After a few years of this, we advanced onto the Bhagavad Gita, where we were forced (I find no gentle synonym) by the curriculum, to memorize the various chapters every year. Needless to say, this tedious and by my rationale-often pointless exercise- needed constant chiding to be made by our teachers so that we followed instructions like good little sheep and didn’t ask any questions. Failure to recite the texts in the right intonation earned us an earful for not being competent enough to do so and strangely enough a hit to our second language test marks. I found the practice of holding a completely different subject ransom truly vulgar. I needed every mark I could muster to pass Tamil- and now a percentage of my “value education” marks count towards Tamil? I was literally blackmailed into learning these texts I had otherwise no intention of learning. And out of childish curiosity I read the translations of the texts I was memorizing. To my mind it appeared as nothing but megalomania by a self-established “god-head”. A God who possessed a supernatural awe-inducing form that was brighter than a thousand suns. So what is the rationale of the ancients who wrote this text to decide on a thousand? Why not a hundred thousand or a million or even a trillion? A supergiant star can be up to a million more times luminous than the sun. So is Krishna's ultimate form outshone by a supergiant?

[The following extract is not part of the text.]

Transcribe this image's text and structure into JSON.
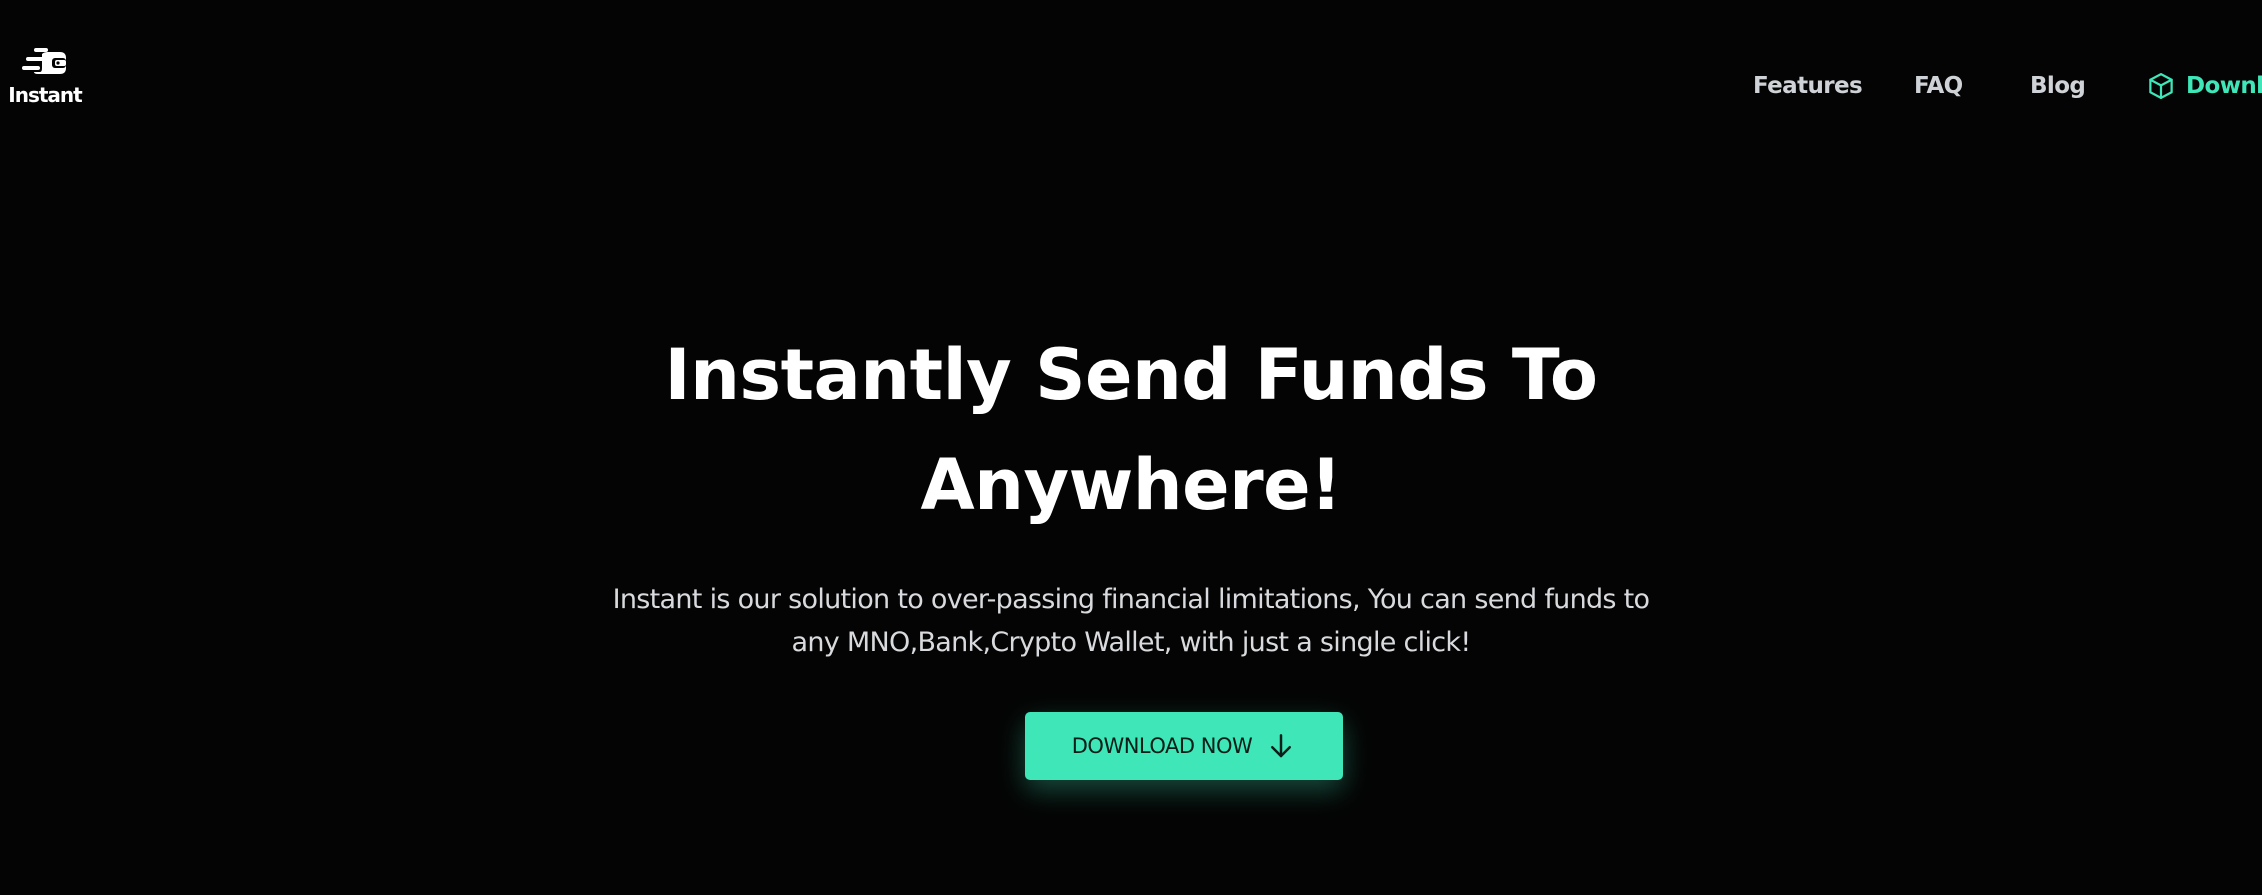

And here’s my qualm with the subject. What exactly are young children learning by being force fed philosophies and told that by worshipping a certain god of the Bhagavad Gita that they are freed from “the cycle of life and death”? Are we seriously teaching our children in schools of rationalistic thought, that an afterlife exists and the “laws” of dharma determine what happens in the “next” life? How is this text going to help me cope with my life, my job and my personal issues? It doesn't. It just goes on to say that “believe in God and you will be saved”. That’s what all religions and faith based denominations do. You can teach this in school for two or more hours a week under a blanket term called culture or you can invest that time learning more about the diversity of life. Morals cannot be taught based on fanciful tales of no reasonable grounding. Kindness, evil, pity, empathy and the plethora of emotions that drive our existence today pre-dates all our “holy” texts. And as an atheist brought up in a liberal household, I can safely say that I don't need any religious texts to justify my moral fiber.

So please put your holy texts away and teach your children about the wonders of the world we are living in. For when we realize that this is the only life we have to live, we tend to appreciate it and savour it. The children will thank you for it.

Published online at Nirmukta- India's freethinker's website ( 9 July 2011)


Vyaas said...

As much as I agree with your view that religious context isn't needed to teach morals, and that our classes were not ethnicity neutral, of most of the other schools, ours was better. The bhagavad gita is a religious scripture no doubt, but there are some points...SOME, that really appeal to our moral instincts, which gives it that aura of righteousness. It isn't simple. When we make categorical statements about humanity, we must consider a plethora of events and instances. It is an interesting case study and worthy of a discussion in the haze of tobacco and the warmth of chilly air.

Anonymous said...

You had a bad set of experiences. Limited knowledge. Limited viepoint. True, just a dot.